Reflected polarization guides chironomid females to oviposition sites Academic Article uri icon

abstract
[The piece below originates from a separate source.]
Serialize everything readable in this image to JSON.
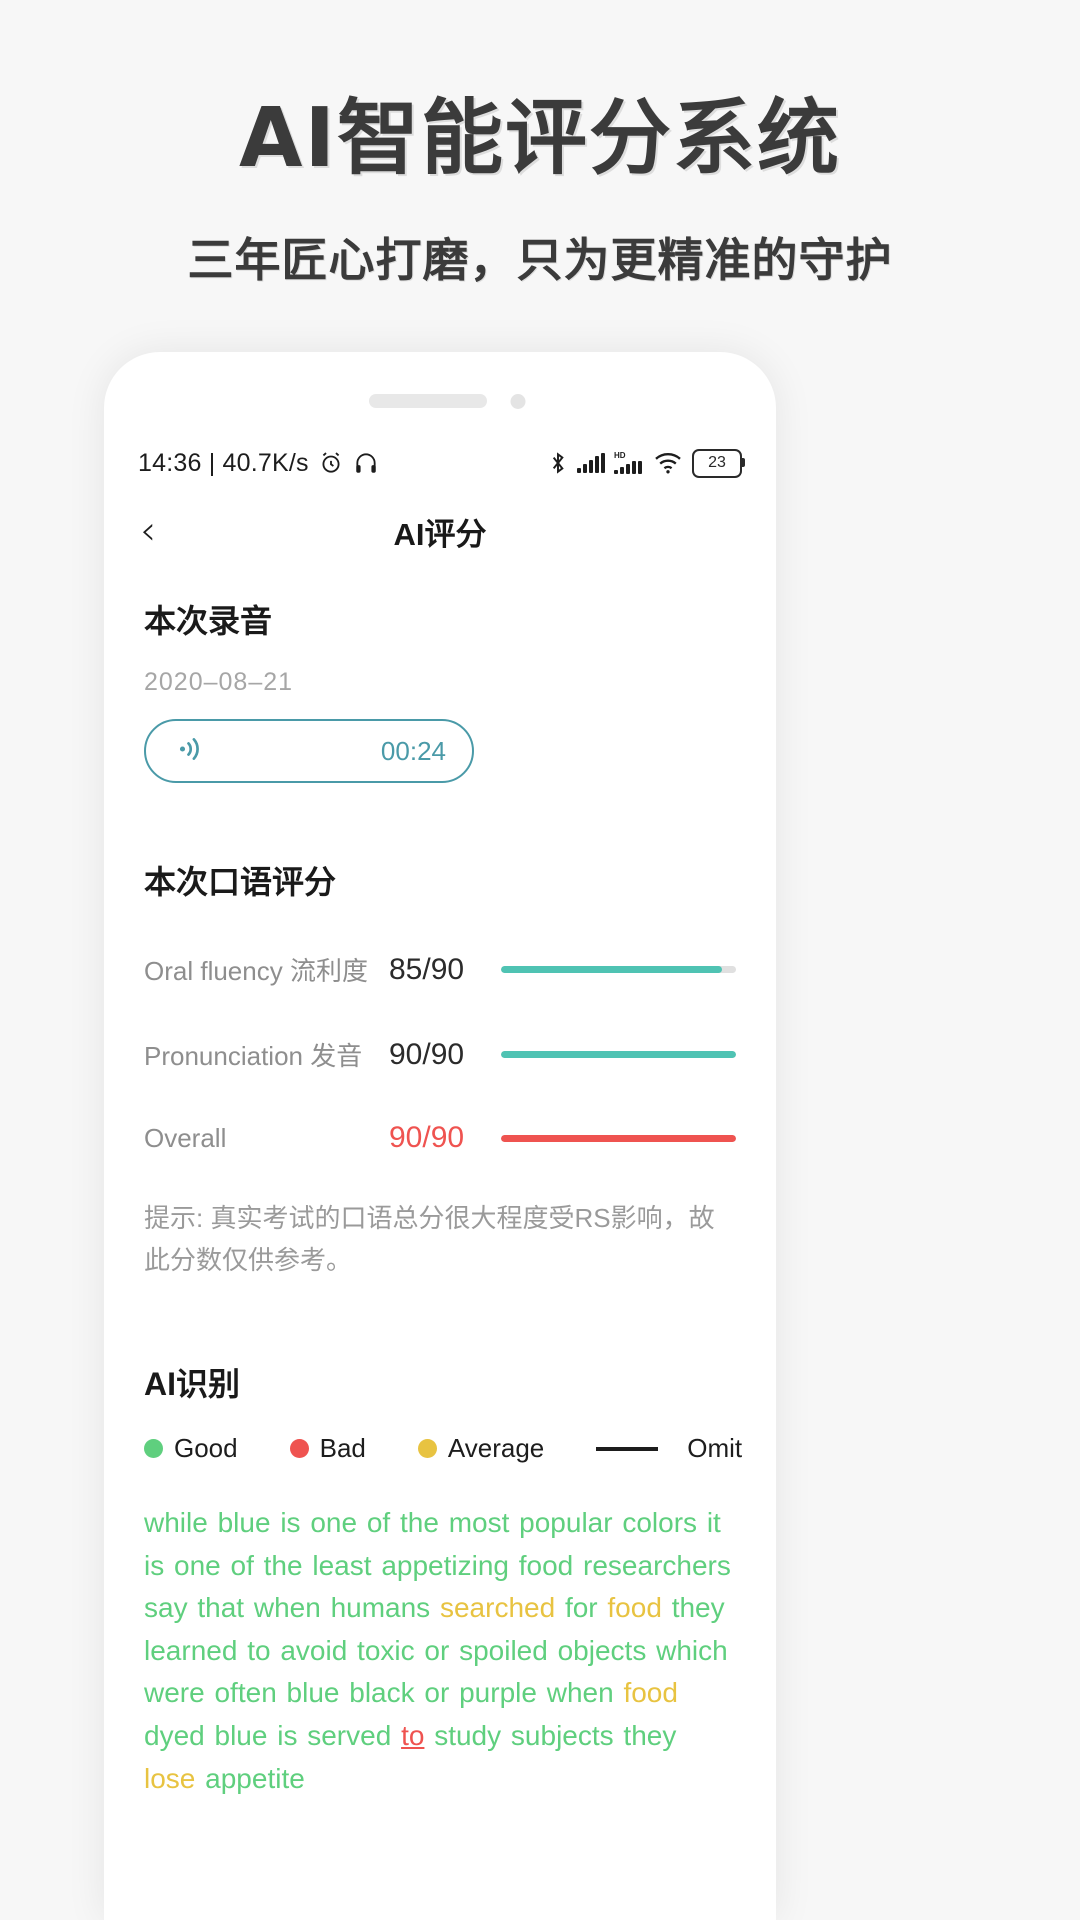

  • Chironomids (Diptera: Chironomidae; non-biting midges) are known to be carriers of the Vibrio cholerae bacterium, responsible for the fatal cholera disease in humans. It was recently discovered that chironomid females choose their oviposition site by a visual cue. In this study, we test the hypothesis that this visual cue is the linear polarization of light reflected from the water surface. We conducted two multiple choice field experiments using egg traps with different light intensities and polarizations. With controlled illumination, a higher number of eggs was found under both high intensity and high polarization. Under natural illumination, no eggs were found in the unpolarized traps, and the egg number increased with the percentage polarization regardless of the light intensity. Field measurements showed that at sunset, when chironomids are active, the intensity of light reflected from their natural ponds decreases by 96%, while the percentage polarization remains stable and high at 60%. Furthermore, the percentage polarization is positively correlated with the total organic carbon (TOC) concentration in the water. Orthogonal alignment of the microvilli found in ommatidia from the ventral part of the female eye may provide the anatomical basis for polarization sensitivity. We conclude that the percentage polarization of reflected light is the cue by which chironomid females choose their oviposition site. It is a stable cue and can provide information on the amount of food available to the larvae in the water. Based on our results, we suggest that manipulating the polarization of reflected light is a viable way to control chironomid populations and mitigate cholera dispersion.

publication date

  • November 15, 2008